== YOUR ASSIGNMENT ==
When you copy the material below, keep every line exact and leave each picture out.

====

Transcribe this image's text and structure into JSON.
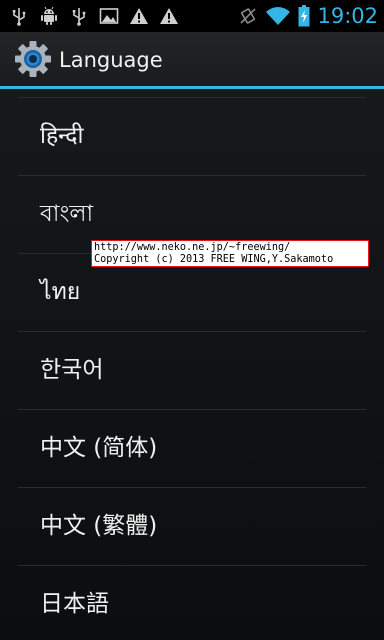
{
  "status_bar": {
    "time": "19:02",
    "left_icons": [
      "usb-icon",
      "android-debug-icon",
      "usb-icon",
      "image-icon",
      "warning-icon",
      "warning-icon"
    ],
    "right_icons": [
      "vibrate-icon",
      "wifi-icon",
      "battery-charging-icon"
    ],
    "accent": "#33b5e5"
  },
  "action_bar": {
    "title": "Language",
    "icon": "settings-gear-icon"
  },
  "languages": [
    {
      "label": "हिन्दी"
    },
    {
      "label": "বাংলা"
    },
    {
      "label": "ไทย"
    },
    {
      "label": "한국어"
    },
    {
      "label": "中文 (简体)"
    },
    {
      "label": "中文 (繁體)"
    },
    {
      "label": "日本語"
    }
  ],
  "overlay": {
    "line1": "http://www.neko.ne.jp/~freewing/",
    "line2": "Copyright (c) 2013 FREE WING,Y.Sakamoto"
  }
}
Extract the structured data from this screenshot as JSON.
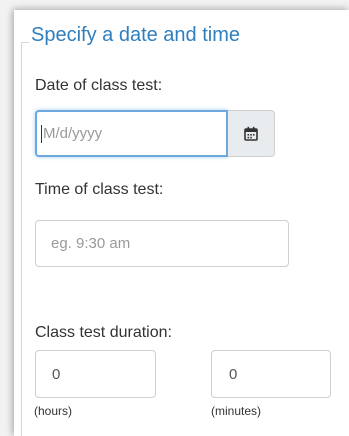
{
  "section": {
    "legend": "Specify a date and time"
  },
  "date": {
    "label": "Date of class test:",
    "placeholder": "M/d/yyyy",
    "calendar_icon": "calendar-icon"
  },
  "time": {
    "label": "Time of class test:",
    "placeholder": "eg. 9:30 am"
  },
  "duration": {
    "label": "Class test duration:",
    "hours_value": "0",
    "minutes_value": "0",
    "hours_caption": "(hours)",
    "minutes_caption": "(minutes)"
  },
  "colors": {
    "accent": "#2f7fbf",
    "focus_border": "#6fa8dc",
    "addon_bg": "#e9ecef"
  }
}
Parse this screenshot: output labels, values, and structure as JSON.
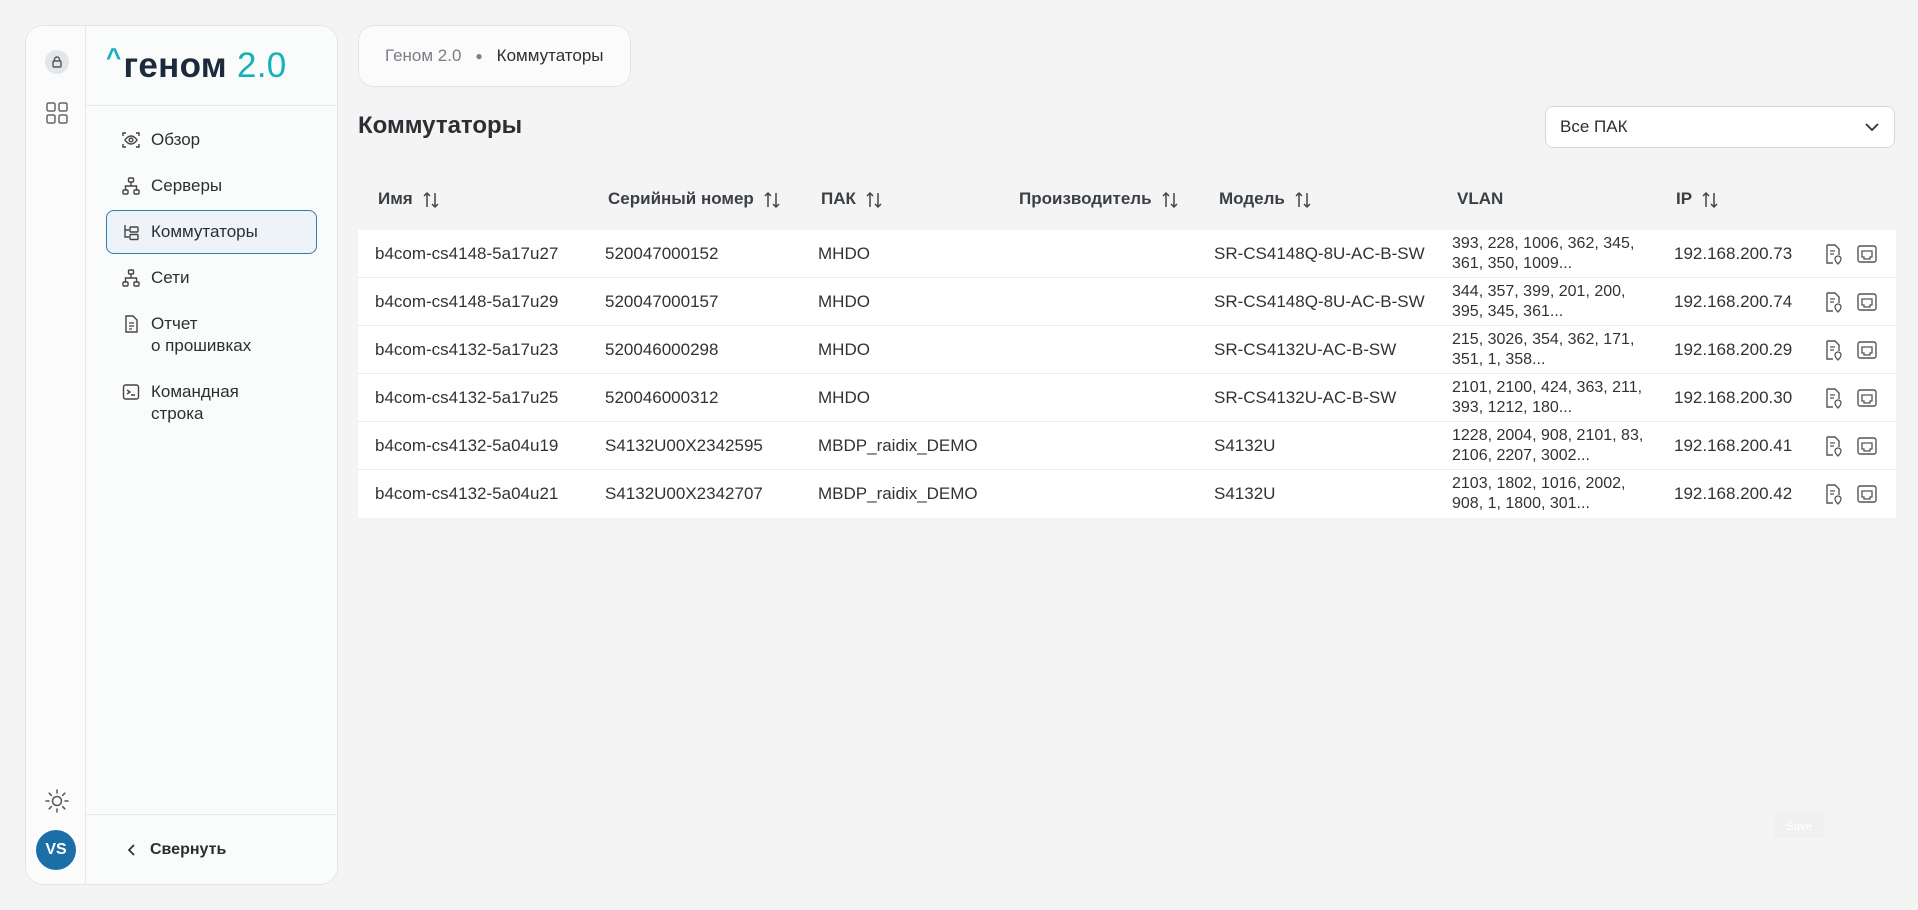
{
  "logo": {
    "caret": "^",
    "name": "геном",
    "version": "2.0"
  },
  "rail": {
    "avatar": "VS"
  },
  "nav": [
    {
      "id": "overview",
      "line1": "Обзор",
      "line2": "",
      "icon": "eye-scan-icon"
    },
    {
      "id": "servers",
      "line1": "Серверы",
      "line2": "",
      "icon": "hierarchy-icon"
    },
    {
      "id": "switches",
      "line1": "Коммутаторы",
      "line2": "",
      "icon": "tree-icon",
      "active": true
    },
    {
      "id": "networks",
      "line1": "Сети",
      "line2": "",
      "icon": "hierarchy-icon"
    },
    {
      "id": "firmware-report",
      "line1": "Отчет",
      "line2": "о прошивках",
      "icon": "document-icon"
    },
    {
      "id": "cli",
      "line1": "Командная",
      "line2": "строка",
      "icon": "terminal-icon"
    }
  ],
  "collapse_label": "Свернуть",
  "breadcrumb": {
    "root": "Геном 2.0",
    "current": "Коммутаторы"
  },
  "page_title": "Коммутаторы",
  "filter": {
    "selected": "Все ПАК"
  },
  "table": {
    "headers": {
      "name": "Имя",
      "serial": "Серийный номер",
      "pak": "ПАК",
      "manufacturer": "Производитель",
      "model": "Модель",
      "vlan": "VLAN",
      "ip": "IP"
    },
    "rows": [
      {
        "name": "b4com-cs4148-5a17u27",
        "serial": "520047000152",
        "pak": "MHDO",
        "manufacturer": "",
        "model": "SR-CS4148Q-8U-AC-B-SW",
        "vlan": "393, 228, 1006, 362, 345, 361, 350, 1009...",
        "ip": "192.168.200.73"
      },
      {
        "name": "b4com-cs4148-5a17u29",
        "serial": "520047000157",
        "pak": "MHDO",
        "manufacturer": "",
        "model": "SR-CS4148Q-8U-AC-B-SW",
        "vlan": "344, 357, 399, 201, 200, 395, 345, 361...",
        "ip": "192.168.200.74"
      },
      {
        "name": "b4com-cs4132-5a17u23",
        "serial": "520046000298",
        "pak": "MHDO",
        "manufacturer": "",
        "model": "SR-CS4132U-AC-B-SW",
        "vlan": "215, 3026, 354, 362, 171, 351, 1, 358...",
        "ip": "192.168.200.29"
      },
      {
        "name": "b4com-cs4132-5a17u25",
        "serial": "520046000312",
        "pak": "MHDO",
        "manufacturer": "",
        "model": "SR-CS4132U-AC-B-SW",
        "vlan": "2101, 2100, 424, 363, 211, 393, 1212, 180...",
        "ip": "192.168.200.30"
      },
      {
        "name": "b4com-cs4132-5a04u19",
        "serial": "S4132U00X2342595",
        "pak": "MBDP_raidix_DEMO",
        "manufacturer": "",
        "model": "S4132U",
        "vlan": "1228, 2004, 908, 2101, 83, 2106, 2207, 3002...",
        "ip": "192.168.200.41"
      },
      {
        "name": "b4com-cs4132-5a04u21",
        "serial": "S4132U00X2342707",
        "pak": "MBDP_raidix_DEMO",
        "manufacturer": "",
        "model": "S4132U",
        "vlan": "2103, 1802, 1016, 2002, 908, 1, 1800, 301...",
        "ip": "192.168.200.42"
      }
    ]
  },
  "save_label": "Save",
  "colors": {
    "accent": "#12b3b8",
    "brand_dark": "#1b2a3c",
    "active_border": "#2c7fb8",
    "avatar": "#1c6fa6"
  }
}
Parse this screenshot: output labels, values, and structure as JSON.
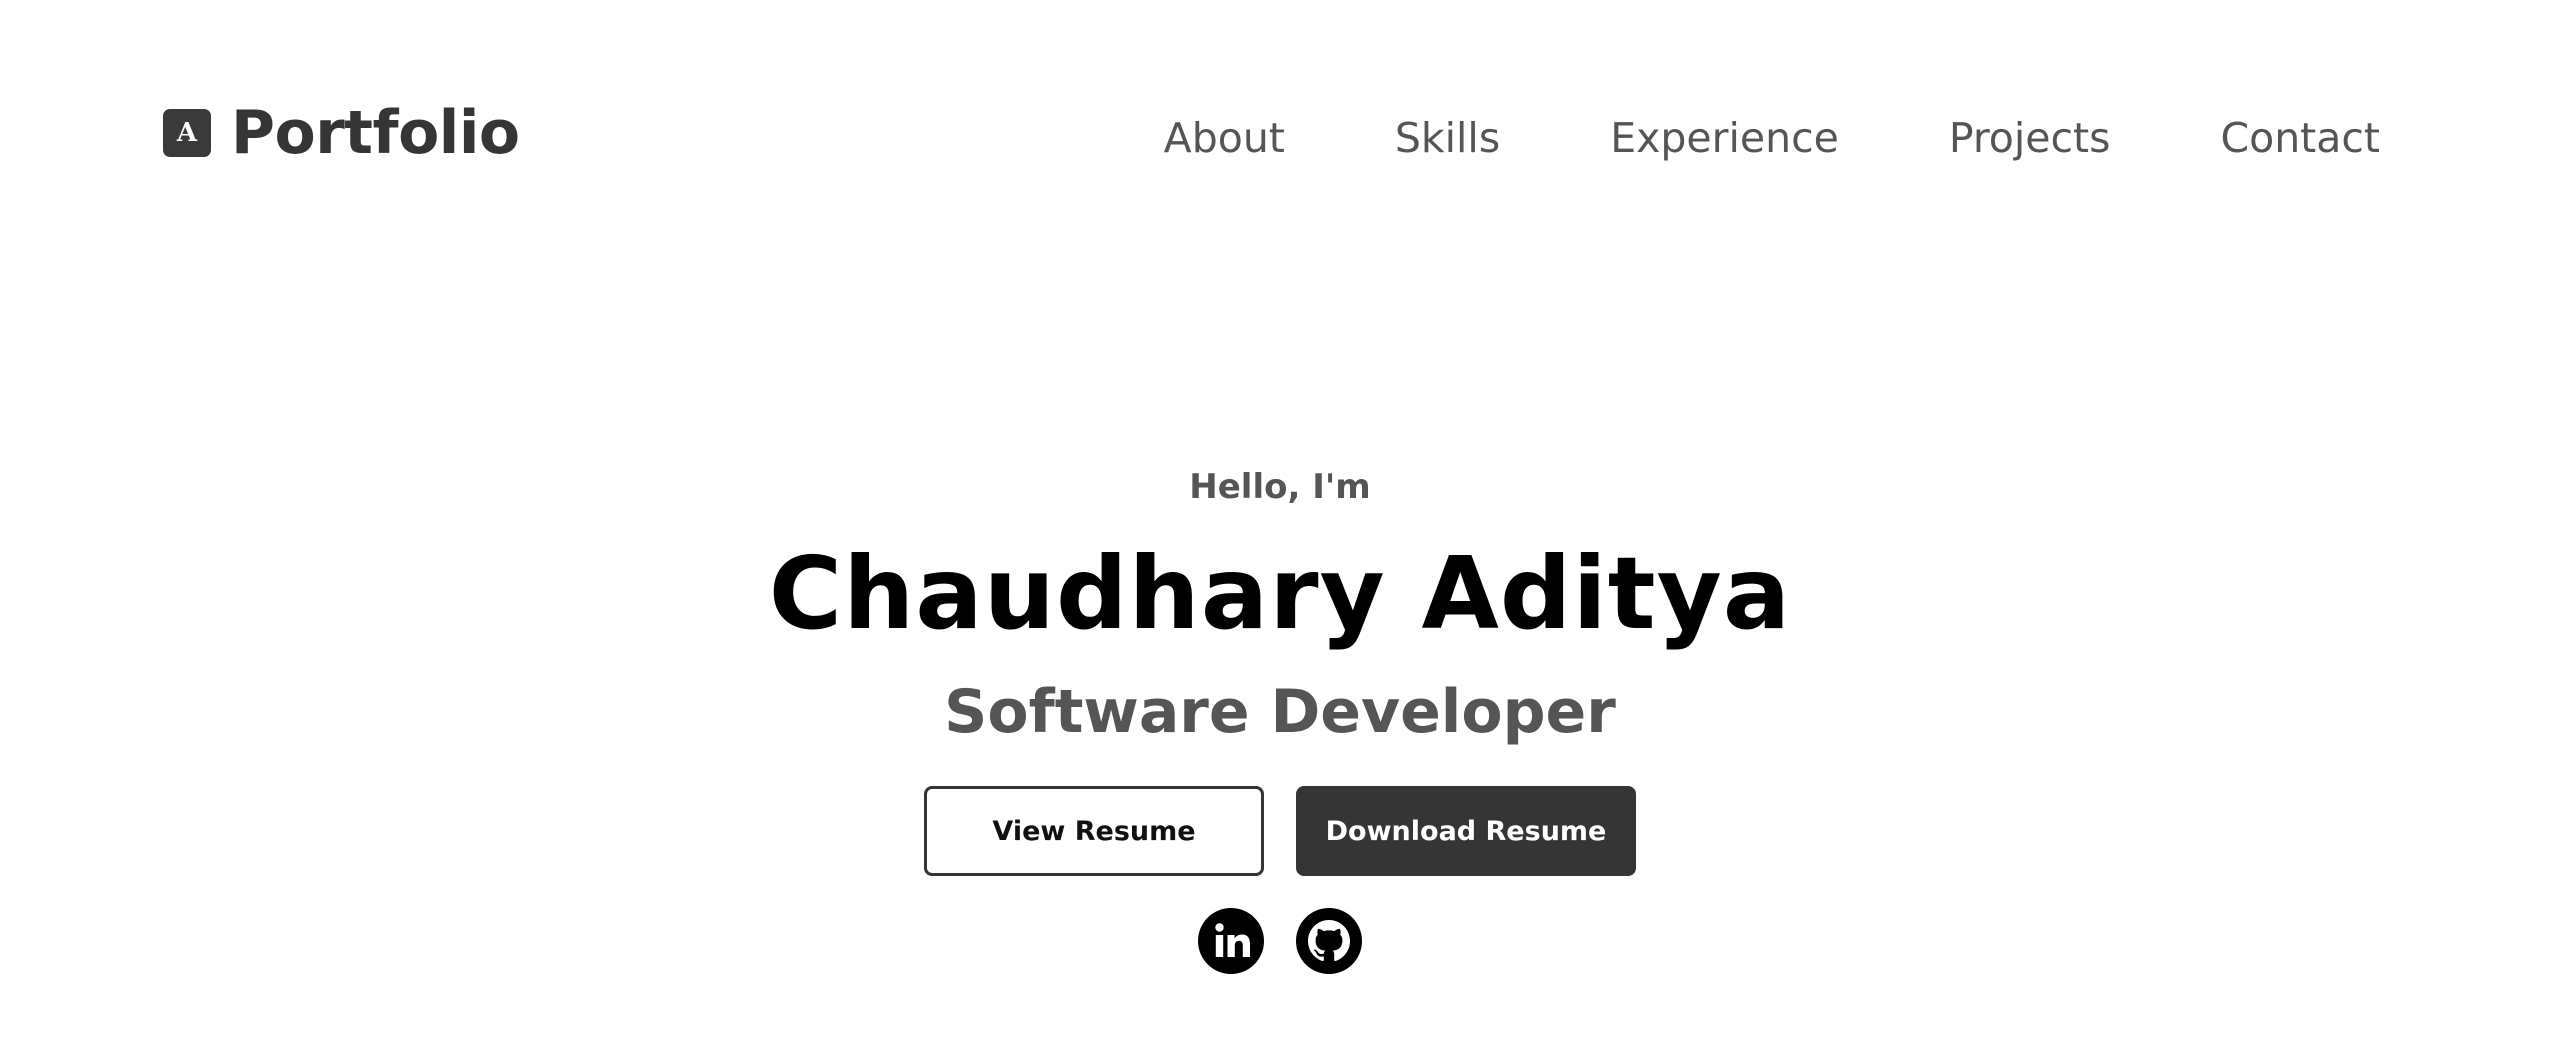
{
  "header": {
    "brand": {
      "logo_letter": "A",
      "name": "Portfolio"
    },
    "nav": [
      {
        "label": "About"
      },
      {
        "label": "Skills"
      },
      {
        "label": "Experience"
      },
      {
        "label": "Projects"
      },
      {
        "label": "Contact"
      }
    ]
  },
  "hero": {
    "greeting": "Hello, I'm",
    "name": "Chaudhary Aditya",
    "role": "Software Developer",
    "buttons": {
      "view_resume": "View Resume",
      "download_resume": "Download Resume"
    },
    "socials": [
      {
        "icon": "linkedin-icon"
      },
      {
        "icon": "github-icon"
      }
    ]
  },
  "colors": {
    "background": "#ffffff",
    "primary_dark": "#353535",
    "muted_text": "#555555",
    "heading": "#000000"
  }
}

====

== EXERCISE OUTPUT ==
Transcribe this image's text and structure into JSON.
{
  "status_bar": {
    "time": "19:02",
    "left_icons": [
      "usb-icon",
      "android-debug-icon",
      "usb-icon",
      "image-icon",
      "warning-icon",
      "warning-icon"
    ],
    "right_icons": [
      "vibrate-icon",
      "wifi-icon",
      "battery-charging-icon"
    ],
    "accent": "#33b5e5"
  },
  "action_bar": {
    "title": "Language",
    "icon": "settings-gear-icon"
  },
  "languages": [
    {
      "label": "हिन्दी"
    },
    {
      "label": "বাংলা"
    },
    {
      "label": "ไทย"
    },
    {
      "label": "한국어"
    },
    {
      "label": "中文 (简体)"
    },
    {
      "label": "中文 (繁體)"
    },
    {
      "label": "日本語"
    }
  ],
  "overlay": {
    "line1": "http://www.neko.ne.jp/~freewing/",
    "line2": "Copyright (c) 2013 FREE WING,Y.Sakamoto"
  }
}
Extract the structured data from this screenshot as JSON.
{
  "section": {
    "legend": "Specify a date and time"
  },
  "date": {
    "label": "Date of class test:",
    "placeholder": "M/d/yyyy",
    "calendar_icon": "calendar-icon"
  },
  "time": {
    "label": "Time of class test:",
    "placeholder": "eg. 9:30 am"
  },
  "duration": {
    "label": "Class test duration:",
    "hours_value": "0",
    "minutes_value": "0",
    "hours_caption": "(hours)",
    "minutes_caption": "(minutes)"
  },
  "colors": {
    "accent": "#2f7fbf",
    "focus_border": "#6fa8dc",
    "addon_bg": "#e9ecef"
  }
}
Parse this screenshot: output labels, values, and structure as JSON.
{
  "logo": {
    "caret": "^",
    "name": "геном",
    "version": "2.0"
  },
  "rail": {
    "avatar": "VS"
  },
  "nav": [
    {
      "id": "overview",
      "line1": "Обзор",
      "line2": "",
      "icon": "eye-scan-icon"
    },
    {
      "id": "servers",
      "line1": "Серверы",
      "line2": "",
      "icon": "hierarchy-icon"
    },
    {
      "id": "switches",
      "line1": "Коммутаторы",
      "line2": "",
      "icon": "tree-icon",
      "active": true
    },
    {
      "id": "networks",
      "line1": "Сети",
      "line2": "",
      "icon": "hierarchy-icon"
    },
    {
      "id": "firmware-report",
      "line1": "Отчет",
      "line2": "о прошивках",
      "icon": "document-icon"
    },
    {
      "id": "cli",
      "line1": "Командная",
      "line2": "строка",
      "icon": "terminal-icon"
    }
  ],
  "collapse_label": "Свернуть",
  "breadcrumb": {
    "root": "Геном 2.0",
    "current": "Коммутаторы"
  },
  "page_title": "Коммутаторы",
  "filter": {
    "selected": "Все ПАК"
  },
  "table": {
    "headers": {
      "name": "Имя",
      "serial": "Серийный номер",
      "pak": "ПАК",
      "manufacturer": "Производитель",
      "model": "Модель",
      "vlan": "VLAN",
      "ip": "IP"
    },
    "rows": [
      {
        "name": "b4com-cs4148-5a17u27",
        "serial": "520047000152",
        "pak": "MHDO",
        "manufacturer": "",
        "model": "SR-CS4148Q-8U-AC-B-SW",
        "vlan": "393, 228, 1006, 362, 345, 361, 350, 1009...",
        "ip": "192.168.200.73"
      },
      {
        "name": "b4com-cs4148-5a17u29",
        "serial": "520047000157",
        "pak": "MHDO",
        "manufacturer": "",
        "model": "SR-CS4148Q-8U-AC-B-SW",
        "vlan": "344, 357, 399, 201, 200, 395, 345, 361...",
        "ip": "192.168.200.74"
      },
      {
        "name": "b4com-cs4132-5a17u23",
        "serial": "520046000298",
        "pak": "MHDO",
        "manufacturer": "",
        "model": "SR-CS4132U-AC-B-SW",
        "vlan": "215, 3026, 354, 362, 171, 351, 1, 358...",
        "ip": "192.168.200.29"
      },
      {
        "name": "b4com-cs4132-5a17u25",
        "serial": "520046000312",
        "pak": "MHDO",
        "manufacturer": "",
        "model": "SR-CS4132U-AC-B-SW",
        "vlan": "2101, 2100, 424, 363, 211, 393, 1212, 180...",
        "ip": "192.168.200.30"
      },
      {
        "name": "b4com-cs4132-5a04u19",
        "serial": "S4132U00X2342595",
        "pak": "MBDP_raidix_DEMO",
        "manufacturer": "",
        "model": "S4132U",
        "vlan": "1228, 2004, 908, 2101, 83, 2106, 2207, 3002...",
        "ip": "192.168.200.41"
      },
      {
        "name": "b4com-cs4132-5a04u21",
        "serial": "S4132U00X2342707",
        "pak": "MBDP_raidix_DEMO",
        "manufacturer": "",
        "model": "S4132U",
        "vlan": "2103, 1802, 1016, 2002, 908, 1, 1800, 301...",
        "ip": "192.168.200.42"
      }
    ]
  },
  "save_label": "Save",
  "colors": {
    "accent": "#12b3b8",
    "brand_dark": "#1b2a3c",
    "active_border": "#2c7fb8",
    "avatar": "#1c6fa6"
  }
}
Parse this screenshot: output labels, values, and structure as JSON.
{
  "header": {
    "brand": {
      "logo_letter": "A",
      "name": "Portfolio"
    },
    "nav": [
      {
        "label": "About"
      },
      {
        "label": "Skills"
      },
      {
        "label": "Experience"
      },
      {
        "label": "Projects"
      },
      {
        "label": "Contact"
      }
    ]
  },
  "hero": {
    "greeting": "Hello, I'm",
    "name": "Chaudhary Aditya",
    "role": "Software Developer",
    "buttons": {
      "view_resume": "View Resume",
      "download_resume": "Download Resume"
    },
    "socials": [
      {
        "icon": "linkedin-icon"
      },
      {
        "icon": "github-icon"
      }
    ]
  },
  "colors": {
    "background": "#ffffff",
    "primary_dark": "#353535",
    "muted_text": "#555555",
    "heading": "#000000"
  }
}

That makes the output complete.